### Input material
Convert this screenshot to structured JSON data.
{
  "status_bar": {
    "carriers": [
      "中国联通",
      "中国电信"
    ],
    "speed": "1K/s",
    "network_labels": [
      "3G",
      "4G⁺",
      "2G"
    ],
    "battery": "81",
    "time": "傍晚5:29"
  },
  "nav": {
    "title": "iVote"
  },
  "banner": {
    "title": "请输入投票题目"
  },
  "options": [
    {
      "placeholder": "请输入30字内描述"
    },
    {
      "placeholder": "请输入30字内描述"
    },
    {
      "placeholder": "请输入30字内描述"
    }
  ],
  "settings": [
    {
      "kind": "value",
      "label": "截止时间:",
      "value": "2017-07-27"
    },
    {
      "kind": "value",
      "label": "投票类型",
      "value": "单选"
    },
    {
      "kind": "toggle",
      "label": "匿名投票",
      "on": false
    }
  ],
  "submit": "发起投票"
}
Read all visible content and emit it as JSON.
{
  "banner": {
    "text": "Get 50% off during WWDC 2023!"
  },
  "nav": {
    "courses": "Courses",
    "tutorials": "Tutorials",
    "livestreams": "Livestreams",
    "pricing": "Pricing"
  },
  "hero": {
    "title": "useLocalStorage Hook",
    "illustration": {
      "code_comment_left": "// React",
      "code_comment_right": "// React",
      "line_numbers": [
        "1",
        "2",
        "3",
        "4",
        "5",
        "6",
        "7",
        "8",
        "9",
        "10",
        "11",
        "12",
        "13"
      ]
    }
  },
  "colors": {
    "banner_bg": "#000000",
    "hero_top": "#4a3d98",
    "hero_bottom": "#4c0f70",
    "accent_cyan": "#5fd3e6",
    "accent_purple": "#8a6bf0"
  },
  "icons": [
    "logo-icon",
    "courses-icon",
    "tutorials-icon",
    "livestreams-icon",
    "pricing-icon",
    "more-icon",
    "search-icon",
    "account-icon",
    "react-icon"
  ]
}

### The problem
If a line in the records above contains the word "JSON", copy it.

### Expected output
Convert this screenshot to structured JSON data.
Read all visible content and emit it as JSON.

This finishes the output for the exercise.